Presuming that those are all the facts, yes, that means you can't live together, however, it would be better to have more facts and see the agreement.See question
The home your husband owned prior to the marriage is presumptively his separate property. However, the improvements made to the home during the marriage may have enhanced the value of the home.
You have to ask yourself several questions:
Did you financially contribute to the improvements?
Did you contribute to the improvements in some non-monetary way?
Did the improvements increase the value of the home?
You also refinanced the home during the marriage. Did any of the funds go to the improvements? Were / are you an obligor on the refinanced loan? Were / are you on the deed?
The answers to the questions pertaining to the value of the improvements - is the asset his separate property or is there a marital portion, will also help to answer if the loss is his separately or also marital - a liability of the marriage.
This is a nuanced and fact sensitive area.
Mediating a divorce matter requires that BOTH parties are invested in the mediation process and participate in the mediation.
If you were not involved in the mediation process, your husband found the mediator without your consultation, and you just received an agreement and signed it without explanation and the opportunity for an independent attorney to review the settlement agreement, you may be able to overturn the agreement.
You should consult with an experience divorce attorney (preferably one with mediation experience) and have him/her review the agreement and explain to the lawyer more facts surrounding the agreement.
If your wife's condition renders her "incompetent" to make legal decisions (this would have to be established through medical examination and then a legal declaration by the court), which seems to be the case by your description of her cognitive state, then she needs a legal guardian appointed to to basically stand in her shoes in the legal process.
Once she has a legal guardian, the separation and/or divorce process is basically the same.
In New York, there are several reasons ("grounds") for a court to grant a divorce. Living separate and apart is but one ground.

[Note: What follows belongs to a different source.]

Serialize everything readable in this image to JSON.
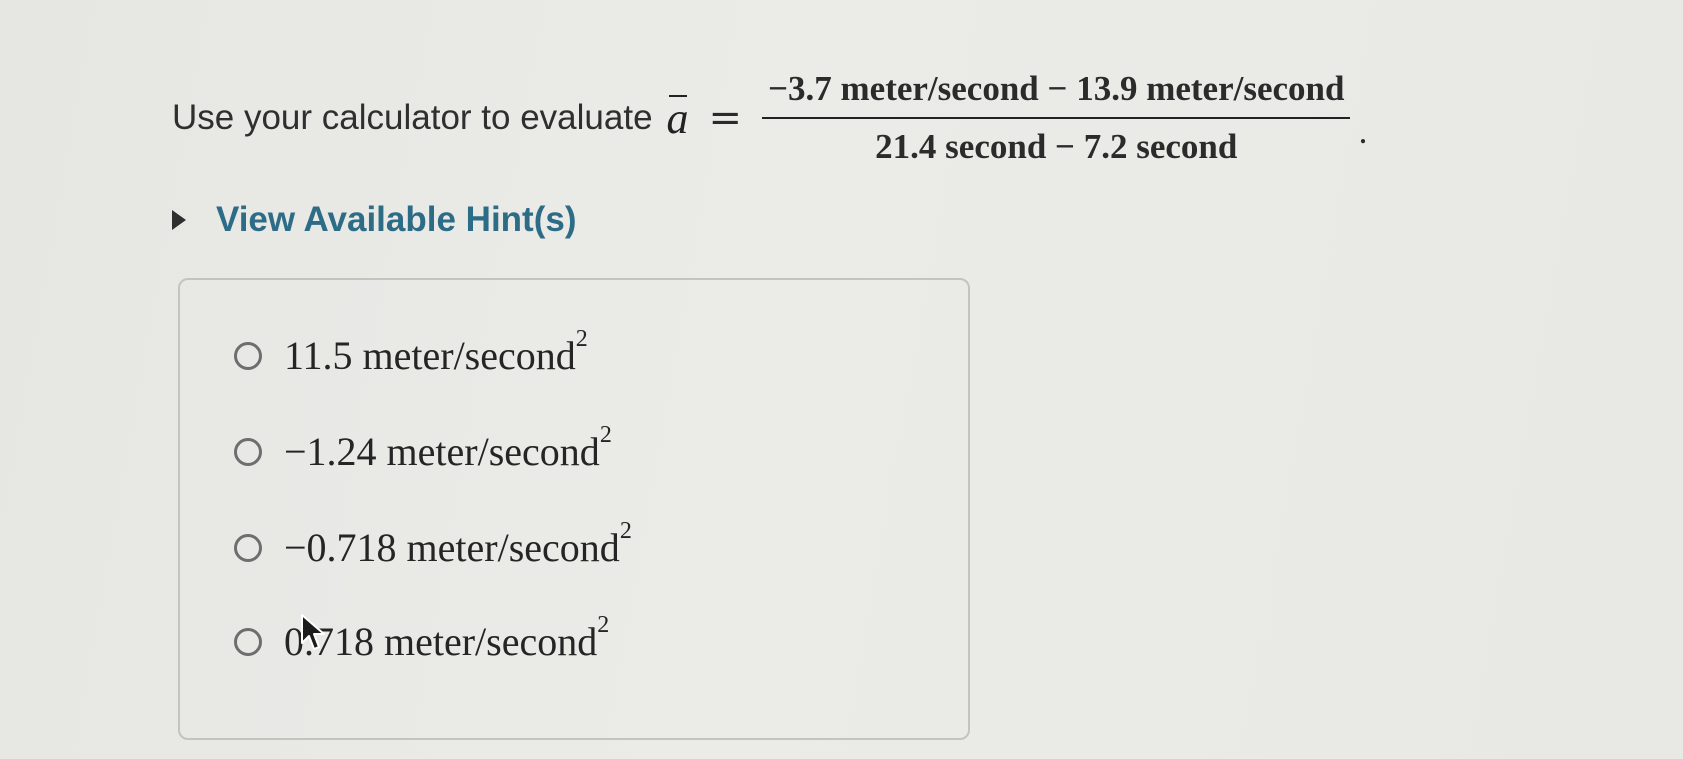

Other grounds include adultery (to which parties virtually never consent); cruel and inhuman treatment (also seldom consented to); constructive abandonment - no marital relations for over a year before the divorce action (summons) is filed (parties do frequently settle a divorce on this ground if applicable); abandonment (when one party leaves the other with no intention to return for over a year).

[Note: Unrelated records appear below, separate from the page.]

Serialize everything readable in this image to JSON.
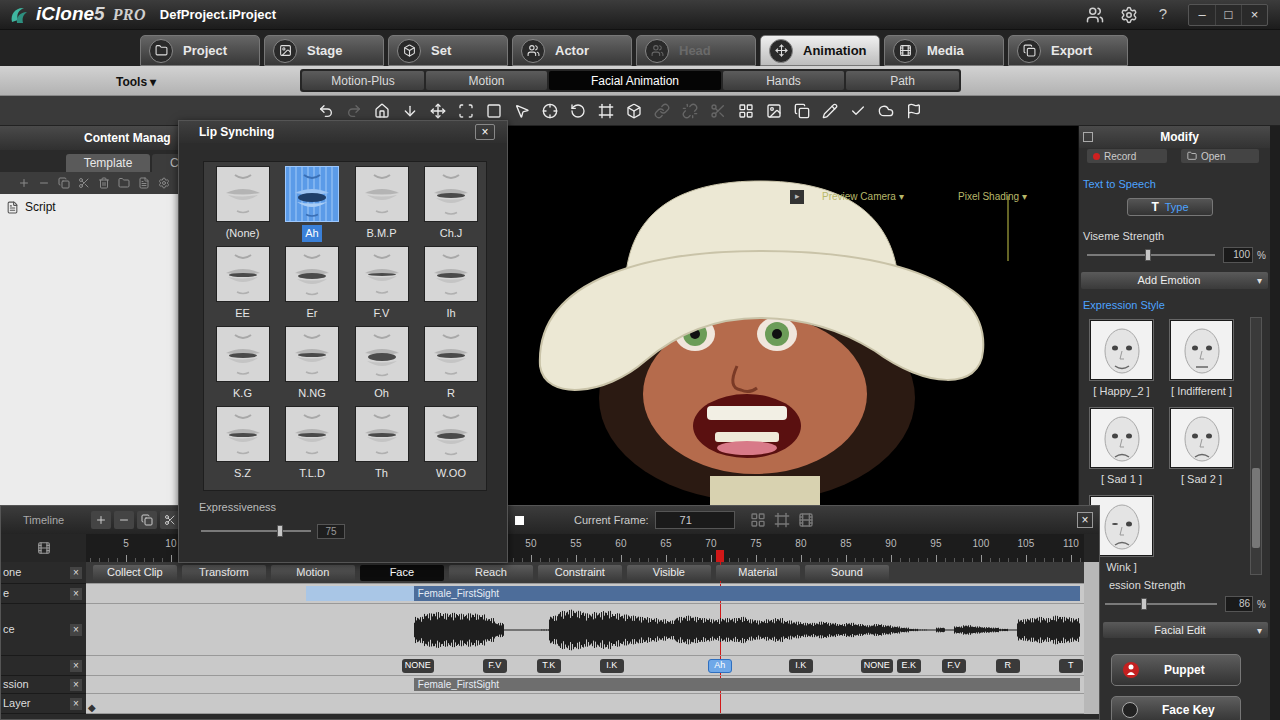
{
  "window": {
    "logo": {
      "name": "iClone",
      "version": "5",
      "edition": "PRO"
    },
    "project": "DefProject.iProject",
    "buttons": [
      "?",
      "–",
      "□",
      "×"
    ]
  },
  "main_tabs": [
    {
      "label": "Project",
      "selected": false,
      "disabled": false
    },
    {
      "label": "Stage",
      "selected": false,
      "disabled": false
    },
    {
      "label": "Set",
      "selected": false,
      "disabled": false
    },
    {
      "label": "Actor",
      "selected": false,
      "disabled": false
    },
    {
      "label": "Head",
      "selected": false,
      "disabled": true
    },
    {
      "label": "Animation",
      "selected": true,
      "disabled": false
    },
    {
      "label": "Media",
      "selected": false,
      "disabled": false
    },
    {
      "label": "Export",
      "selected": false,
      "disabled": false
    }
  ],
  "tools_menu": "Tools ▾",
  "sub_tabs": [
    {
      "label": "Motion-Plus",
      "selected": false
    },
    {
      "label": "Motion",
      "selected": false
    },
    {
      "label": "Facial Animation",
      "selected": true
    },
    {
      "label": "Hands",
      "selected": false
    },
    {
      "label": "Path",
      "selected": false
    }
  ],
  "toolbar": [
    {
      "disabled": false
    },
    {
      "disabled": true
    },
    {
      "disabled": false
    },
    {
      "disabled": false
    },
    {
      "disabled": false
    },
    {
      "disabled": false
    },
    {
      "disabled": false
    },
    {
      "disabled": false
    },
    {
      "disabled": false
    },
    {
      "disabled": false
    },
    {
      "disabled": false
    },
    {
      "disabled": false
    },
    {
      "disabled": true
    },
    {
      "disabled": true
    },
    {
      "disabled": true
    },
    {
      "disabled": false
    },
    {
      "disabled": false
    },
    {
      "disabled": false
    },
    {
      "disabled": false
    },
    {
      "disabled": false
    },
    {
      "disabled": false
    },
    {
      "disabled": false
    }
  ],
  "content_manager": {
    "title": "Content Manag",
    "tabs": [
      {
        "label": "Template",
        "selected": true
      },
      {
        "label": "C",
        "selected": false
      }
    ],
    "items": [
      {
        "label": "Script",
        "selected": false
      }
    ]
  },
  "lip_sync": {
    "title": "Lip Synching",
    "close": "×",
    "visemes": [
      {
        "label": "(None)",
        "selected": false
      },
      {
        "label": "Ah",
        "selected": true
      },
      {
        "label": "B.M.P",
        "selected": false
      },
      {
        "label": "Ch.J",
        "selected": false
      },
      {
        "label": "EE",
        "selected": false
      },
      {
        "label": "Er",
        "selected": false
      },
      {
        "label": "F.V",
        "selected": false
      },
      {
        "label": "Ih",
        "selected": false
      },
      {
        "label": "K.G",
        "selected": false
      },
      {
        "label": "N.NG",
        "selected": false
      },
      {
        "label": "Oh",
        "selected": false
      },
      {
        "label": "R",
        "selected": false
      },
      {
        "label": "S.Z",
        "selected": false
      },
      {
        "label": "T.L.D",
        "selected": false
      },
      {
        "label": "Th",
        "selected": false
      },
      {
        "label": "W.OO",
        "selected": false
      }
    ],
    "expressiveness": {
      "label": "Expressiveness",
      "level": 0.72,
      "value": "75"
    }
  },
  "viewport": {
    "arrow": "▸",
    "camera": "Preview Camera ▾",
    "shading": "Pixel Shading ▾"
  },
  "modify": {
    "title": "Modify",
    "record": "Record",
    "open": "Open",
    "text_to_speech": "Text to Speech",
    "type_icon": "T",
    "type": "Type",
    "viseme_strength": {
      "label": "Viseme Strength",
      "level": 0.48,
      "value": "100",
      "unit": "%"
    },
    "add_emotion": "Add Emotion",
    "dropdown_glyph": "▾",
    "expression_style": "Expression Style",
    "expressions": [
      {
        "label": "[ Happy_2 ]",
        "selected": false
      },
      {
        "label": "[ Indifferent ]",
        "selected": false
      },
      {
        "label": "[ Sad 1 ]",
        "selected": false
      },
      {
        "label": "[ Sad 2 ]",
        "selected": false
      },
      {
        "label": "Wink ]",
        "selected": false
      }
    ],
    "expression_strength": {
      "label": "ession Strength",
      "level": 0.35,
      "value": "86",
      "unit": "%"
    },
    "facial_edit": "Facial Edit",
    "puppet": "Puppet",
    "face_key": "Face Key"
  },
  "timeline": {
    "title": "Timeline",
    "current_frame_label": "Current Frame:",
    "current_frame": "71",
    "close": "×",
    "ticks": [
      "5",
      "10",
      "50",
      "55",
      "60",
      "65",
      "70",
      "75",
      "80",
      "85",
      "90",
      "95",
      "100",
      "105",
      "110"
    ],
    "tracks": [
      {
        "label": "one",
        "kind": "buttons",
        "buttons": [
          {
            "label": "Collect Clip",
            "selected": false
          },
          {
            "label": "Transform",
            "selected": false
          },
          {
            "label": "Motion",
            "selected": false
          },
          {
            "label": "Face",
            "selected": true
          },
          {
            "label": "Reach",
            "selected": false
          },
          {
            "label": "Constraint",
            "selected": false
          },
          {
            "label": "Visible",
            "selected": false
          },
          {
            "label": "Material",
            "selected": false
          },
          {
            "label": "Sound",
            "selected": false
          }
        ]
      },
      {
        "label": "e",
        "kind": "clip",
        "range_start": 25,
        "clip": {
          "label": "Female_FirstSight",
          "start": 37,
          "end": 111,
          "color": "#4d6d9a"
        }
      },
      {
        "label": "ce",
        "kind": "wave",
        "start": 37,
        "levels": [
          0.55,
          0.7,
          0.75,
          0.7,
          0.72,
          0.68,
          0.7,
          0.65,
          0.5,
          0.3,
          0.02,
          0.02,
          0.02,
          0.02,
          0.03,
          0.6,
          0.8,
          0.85,
          0.8,
          0.7,
          0.75,
          0.8,
          0.7,
          0.65,
          0.6,
          0.55,
          0.5,
          0.45,
          0.4,
          0.55,
          0.6,
          0.55,
          0.5,
          0.45,
          0.5,
          0.5,
          0.55,
          0.45,
          0.4,
          0.45,
          0.5,
          0.4,
          0.35,
          0.3,
          0.3,
          0.35,
          0.3,
          0.25,
          0.3,
          0.25,
          0.2,
          0.25,
          0.2,
          0.15,
          0.1,
          0.05,
          0.03,
          0.02,
          0.1,
          0.02,
          0.15,
          0.2,
          0.15,
          0.12,
          0.1,
          0.05,
          0.02,
          0.45,
          0.5,
          0.55,
          0.5,
          0.6,
          0.55,
          0.5
        ]
      },
      {
        "label": "",
        "kind": "keys",
        "keys": [
          {
            "label": "NONE",
            "frame": 37,
            "selected": false
          },
          {
            "label": "F.V",
            "frame": 46,
            "selected": false
          },
          {
            "label": "T.K",
            "frame": 52,
            "selected": false
          },
          {
            "label": "I.K",
            "frame": 59,
            "selected": false
          },
          {
            "label": "Ah",
            "frame": 71,
            "selected": true
          },
          {
            "label": "I.K",
            "frame": 80,
            "selected": false
          },
          {
            "label": "NONE",
            "frame": 88,
            "selected": false
          },
          {
            "label": "E.K",
            "frame": 92,
            "selected": false
          },
          {
            "label": "F.V",
            "frame": 97,
            "selected": false
          },
          {
            "label": "R",
            "frame": 103,
            "selected": false
          },
          {
            "label": "T",
            "frame": 110,
            "selected": false
          }
        ]
      },
      {
        "label": "ssion",
        "kind": "clip",
        "clip": {
          "label": "Female_FirstSight",
          "start": 37,
          "end": 111,
          "color": "#6e6e6e"
        }
      },
      {
        "label": "Layer",
        "kind": "layer",
        "marker": "◆"
      }
    ]
  }
}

You have to look at the circumstances of your marriage to determine which ground is appropriate.
When you say you live with your father, do you mean your father has residential custody?

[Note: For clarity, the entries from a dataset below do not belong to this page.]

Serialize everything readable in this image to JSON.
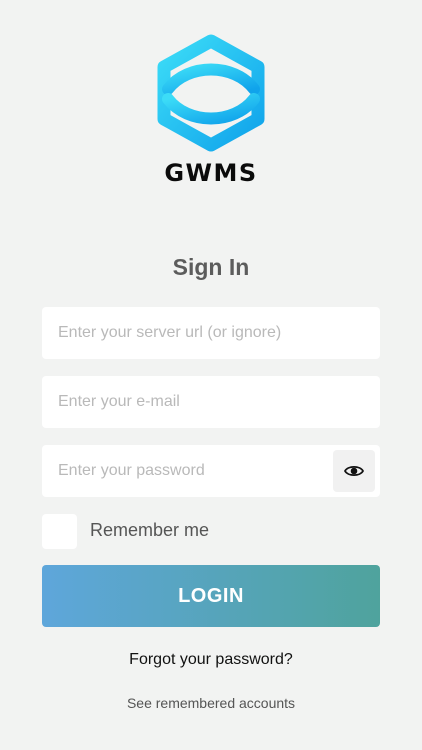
{
  "brand": {
    "name": "GWMS",
    "logo_icon": "gwms-hexagon-logo",
    "gradient_start": "#39d6f5",
    "gradient_end": "#12a6ec"
  },
  "page": {
    "title": "Sign In"
  },
  "form": {
    "server_url_placeholder": "Enter your server url (or ignore)",
    "server_url_value": "",
    "email_placeholder": "Enter your e-mail",
    "email_value": "",
    "password_placeholder": "Enter your password",
    "password_value": "",
    "password_toggle_icon": "eye-icon",
    "remember_me_label": "Remember me",
    "remember_me_checked": false,
    "login_label": "LOGIN",
    "login_gradient": [
      "#5ea6db",
      "#4fa39d"
    ]
  },
  "links": {
    "forgot_password": "Forgot your password?",
    "remembered_accounts": "See remembered accounts"
  }
}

Were your parents previously married?
If the answers are yes, and you have changed your perspective on vacation time with your mother, then your father would have to make a written request (a motion or a petition) to the court which granted the divorce to change the vacation parenting time.
If your parents were never married, or if the judgment of divorce allows, your father can go to the Family Court and petition this court to change the vacation parenting time schedule because there has been a "change of circumstances" since your mother's vacation schedule began.
The bottom line is that in New York, a sixteen year old's preferences about spending time with his/her parents is very important and is given alot of consideration by the court.
And remember, if you want to change the vacation arrangement, you have to ask your father to make the written request to the court.
Yes you can do this. Without a court order to the contrary, both parents in a marriage have custody of the children.
However, if there is no significant risk of physical and/or emotional harm to you or the children you should not leave the home. If your husband is going to seek custody or challenge your rights to make this process difficult for you, he could seek and could get a court order directing you to return the children to the home.
Questions you should ask yourself - Do I want to separate or divorce? Am I or my children at risk staying with my husband?
If the answers are yes, then you could initiate a court proceeding for divorce and ask the court to remove your husband from the home.
This is a complicated and often very contentious legal process and you should consult with an experienced lawyer in the field.
I presume you did not adopt your ex-husband's child?
I also presume there was no order directing that you have a child support obligation under your divorce?
Have made any voluntary support payments and/or provided other money for your ex-husband's son?
You can use the six years which have elapsed to show "laches" - an extended delay by your ex - to argue that his petition should be dismissed.
Also, how long ago did your ex remarry? This could also be used against him - he remarries, his new wife says Why don't we get your ex-wife to pay support?
Has the son ever reached out to you for a visit / have you ever reached out to him?
Good luckSee question
As long as there is no other case already pending - a divorce action - absolutely.See question
You do not have to go to Vietnam to get a divorce and I do not believe you need the marriage certificate.
To get a divorce in New York the court must have "jurisdiction" - meaning the court must have a reason that connects you to New York to grant a divorce. You also need a reason for divorce - "grounds" for divorce in New York.
You will need to file a summons for divorce in New York and serve your husband in Vietnam. There are laws pertaining to service in foreign nations and the laws that apply.